*TASK BRIEF*:
Your reply should be the records below, duplicated exactly, with any picture removed.

[Excerpts from an interface dataset]
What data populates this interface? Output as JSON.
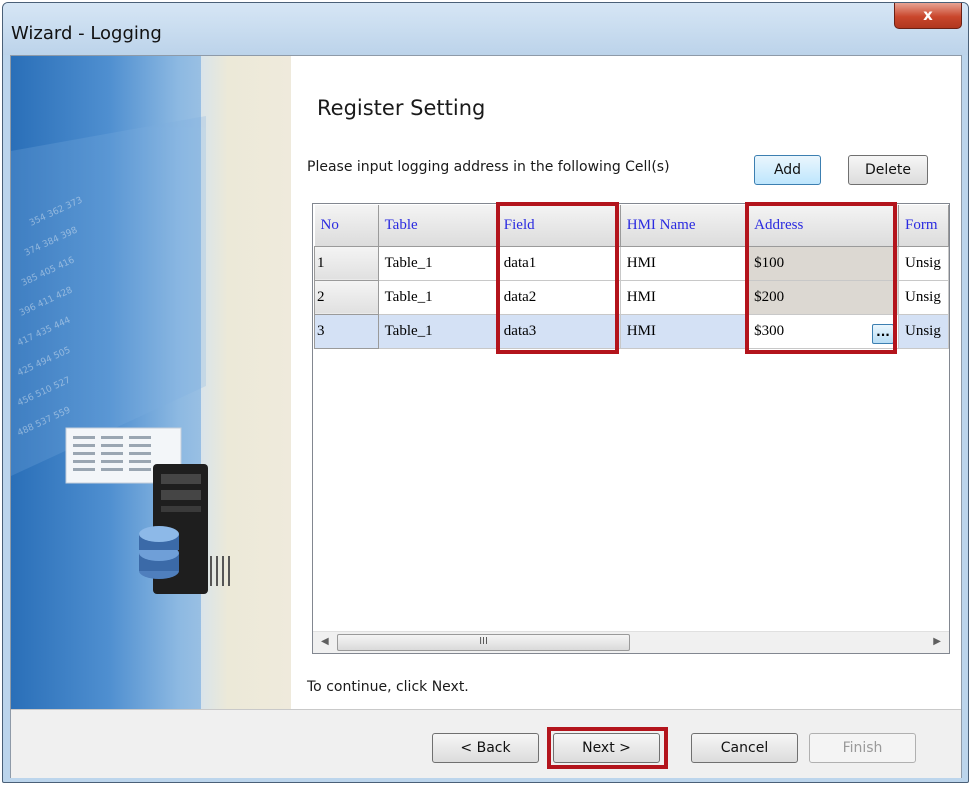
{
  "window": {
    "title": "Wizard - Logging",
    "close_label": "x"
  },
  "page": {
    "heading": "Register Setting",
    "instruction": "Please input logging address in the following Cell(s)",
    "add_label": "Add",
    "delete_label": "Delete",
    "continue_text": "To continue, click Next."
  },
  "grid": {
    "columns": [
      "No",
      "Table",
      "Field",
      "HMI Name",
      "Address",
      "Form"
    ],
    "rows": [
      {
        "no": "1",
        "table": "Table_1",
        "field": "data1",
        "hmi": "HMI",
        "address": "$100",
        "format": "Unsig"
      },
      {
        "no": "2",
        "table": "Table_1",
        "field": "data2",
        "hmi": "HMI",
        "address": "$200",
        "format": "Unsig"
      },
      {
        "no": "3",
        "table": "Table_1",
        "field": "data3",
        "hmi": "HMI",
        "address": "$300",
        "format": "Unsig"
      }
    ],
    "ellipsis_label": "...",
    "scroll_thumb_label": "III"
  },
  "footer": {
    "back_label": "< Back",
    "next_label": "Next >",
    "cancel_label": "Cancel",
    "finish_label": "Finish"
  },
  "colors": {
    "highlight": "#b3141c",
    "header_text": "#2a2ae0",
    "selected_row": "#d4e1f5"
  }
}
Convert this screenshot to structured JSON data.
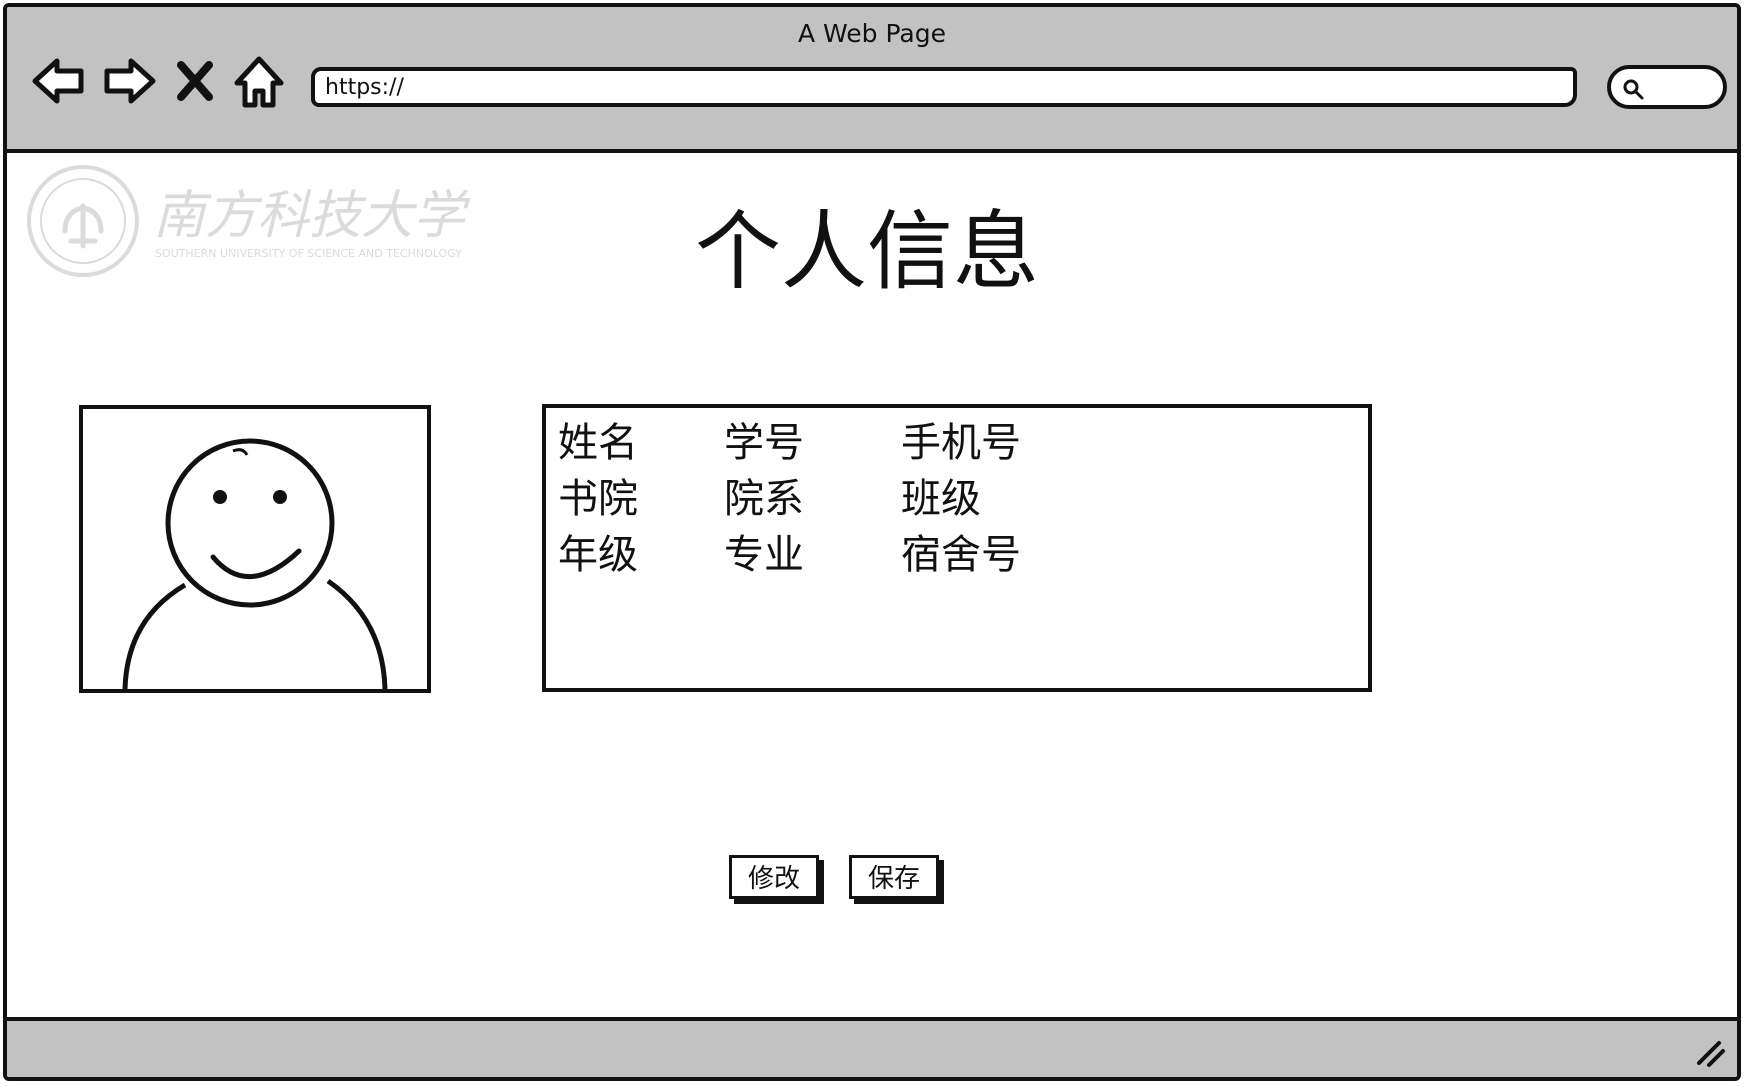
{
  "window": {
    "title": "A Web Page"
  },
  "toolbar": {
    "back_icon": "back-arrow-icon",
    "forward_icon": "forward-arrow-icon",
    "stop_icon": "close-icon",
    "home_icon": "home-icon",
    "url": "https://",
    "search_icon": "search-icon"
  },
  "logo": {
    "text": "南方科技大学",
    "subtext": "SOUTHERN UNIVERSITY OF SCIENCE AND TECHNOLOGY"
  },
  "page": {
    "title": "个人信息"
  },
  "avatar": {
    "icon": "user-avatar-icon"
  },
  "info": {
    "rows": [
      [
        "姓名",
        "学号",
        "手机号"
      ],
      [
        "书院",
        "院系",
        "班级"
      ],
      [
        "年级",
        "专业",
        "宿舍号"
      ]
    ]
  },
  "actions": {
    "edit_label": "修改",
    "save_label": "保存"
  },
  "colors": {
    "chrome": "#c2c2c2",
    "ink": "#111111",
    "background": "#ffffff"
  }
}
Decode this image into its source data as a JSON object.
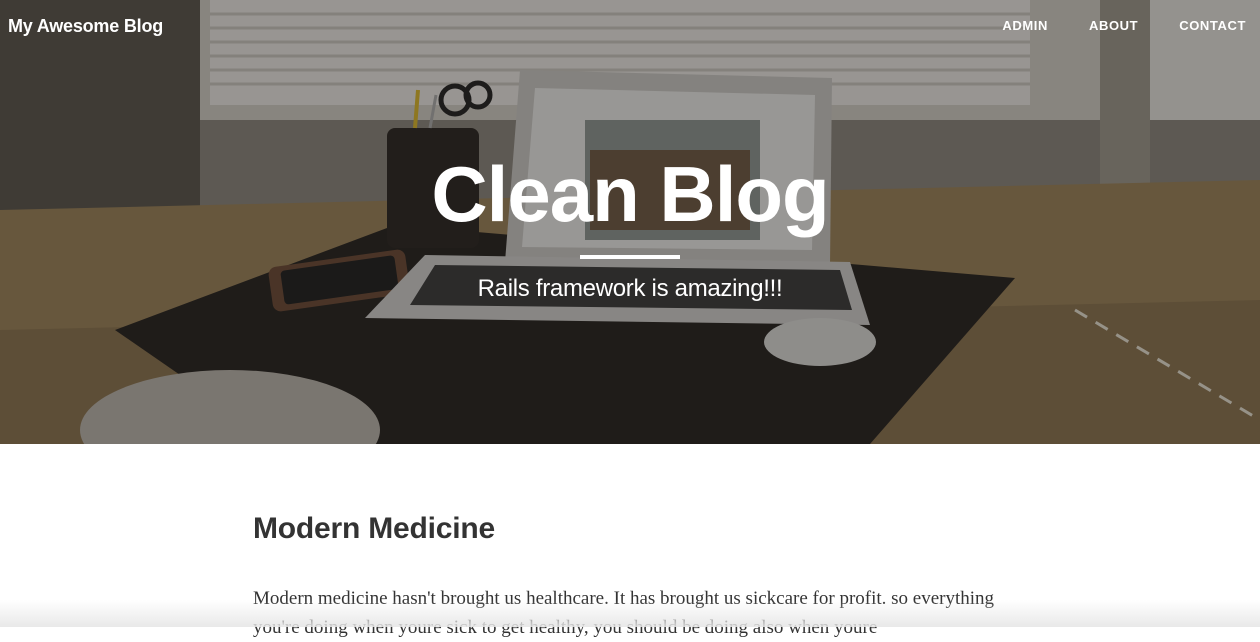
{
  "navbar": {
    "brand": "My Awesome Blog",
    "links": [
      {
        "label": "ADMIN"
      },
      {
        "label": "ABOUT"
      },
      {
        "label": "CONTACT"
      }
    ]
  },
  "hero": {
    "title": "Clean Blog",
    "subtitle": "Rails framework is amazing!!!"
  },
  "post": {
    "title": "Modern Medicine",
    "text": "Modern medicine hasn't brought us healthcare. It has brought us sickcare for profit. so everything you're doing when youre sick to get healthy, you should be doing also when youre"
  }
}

*OUTPUT OF THE EXERCISE*:
What data populates this interface? Output as JSON.
{
  "window": {
    "title": "Wizard - Logging",
    "close_label": "x"
  },
  "page": {
    "heading": "Register Setting",
    "instruction": "Please input logging address in the following Cell(s)",
    "add_label": "Add",
    "delete_label": "Delete",
    "continue_text": "To continue, click Next."
  },
  "grid": {
    "columns": [
      "No",
      "Table",
      "Field",
      "HMI Name",
      "Address",
      "Form"
    ],
    "rows": [
      {
        "no": "1",
        "table": "Table_1",
        "field": "data1",
        "hmi": "HMI",
        "address": "$100",
        "format": "Unsig"
      },
      {
        "no": "2",
        "table": "Table_1",
        "field": "data2",
        "hmi": "HMI",
        "address": "$200",
        "format": "Unsig"
      },
      {
        "no": "3",
        "table": "Table_1",
        "field": "data3",
        "hmi": "HMI",
        "address": "$300",
        "format": "Unsig"
      }
    ],
    "ellipsis_label": "...",
    "scroll_thumb_label": "III"
  },
  "footer": {
    "back_label": "< Back",
    "next_label": "Next >",
    "cancel_label": "Cancel",
    "finish_label": "Finish"
  },
  "colors": {
    "highlight": "#b3141c",
    "header_text": "#2a2ae0",
    "selected_row": "#d4e1f5"
  }
}
Convert this screenshot to structured JSON data.
{
  "window": {
    "title": "A Web Page"
  },
  "toolbar": {
    "back_icon": "back-arrow-icon",
    "forward_icon": "forward-arrow-icon",
    "stop_icon": "close-icon",
    "home_icon": "home-icon",
    "url": "https://",
    "search_icon": "search-icon"
  },
  "logo": {
    "text": "南方科技大学",
    "subtext": "SOUTHERN UNIVERSITY OF SCIENCE AND TECHNOLOGY"
  },
  "page": {
    "title": "个人信息"
  },
  "avatar": {
    "icon": "user-avatar-icon"
  },
  "info": {
    "rows": [
      [
        "姓名",
        "学号",
        "手机号"
      ],
      [
        "书院",
        "院系",
        "班级"
      ],
      [
        "年级",
        "专业",
        "宿舍号"
      ]
    ]
  },
  "actions": {
    "edit_label": "修改",
    "save_label": "保存"
  },
  "colors": {
    "chrome": "#c2c2c2",
    "ink": "#111111",
    "background": "#ffffff"
  }
}
Decode this image into its source data as a JSON object.
{
  "navbar": {
    "brand": "My Awesome Blog",
    "links": [
      {
        "label": "ADMIN"
      },
      {
        "label": "ABOUT"
      },
      {
        "label": "CONTACT"
      }
    ]
  },
  "hero": {
    "title": "Clean Blog",
    "subtitle": "Rails framework is amazing!!!"
  },
  "post": {
    "title": "Modern Medicine",
    "text": "Modern medicine hasn't brought us healthcare. It has brought us sickcare for profit. so everything you're doing when youre sick to get healthy, you should be doing also when youre"
  }
}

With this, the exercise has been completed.